Hardy Falconer Parsons was born in Rishton, a small Lancashire town in-between Blackburn and Accrington. He moved to Bath as a boy, and later to Bristol to study medicine at Bristol University. Hardy lived at 54 Salisbury Road, opposite our current Canon Precentor's house. By the time Hardy was 20 year old, he was a Second Lieutenant for the Glosters, and was part of a ‘bantam’ regiment – a regiment of men who were all below the normally-required height for service.

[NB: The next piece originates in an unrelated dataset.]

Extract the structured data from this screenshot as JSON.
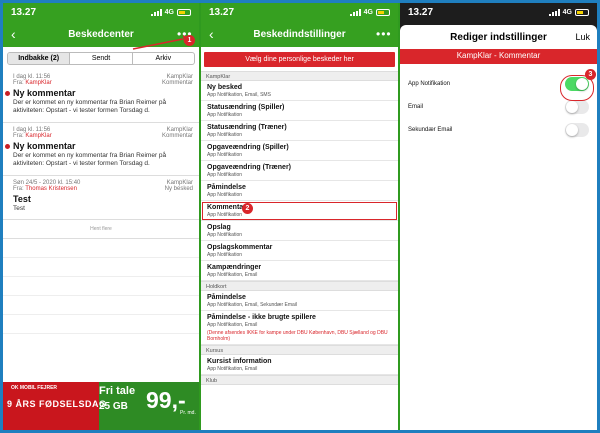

On the night of the 20th of August 1917, Hardy was in charge of a bombing post – an area of a front line trench from which grenades were thrown. Grenades became a central part of both sides’ armouries from 1916, the Allies alone using over 100 million hand-grenades. An attack that night on forced back the bombers holding Hardy’s post, but he refused to retreat, and single-handedly fought back against the Germans, who were armed with flamethrowers, rifles and grenades of their own. He continued to hold up the enemy with grenades until he was severely wounded, and badly burned by the ‘liquid fire’ of the German flamethrowers. He died of his wounds the following morning, and received the Victoria Cross posthumously. He was buried at Villers-Faucon Communal Cemetery.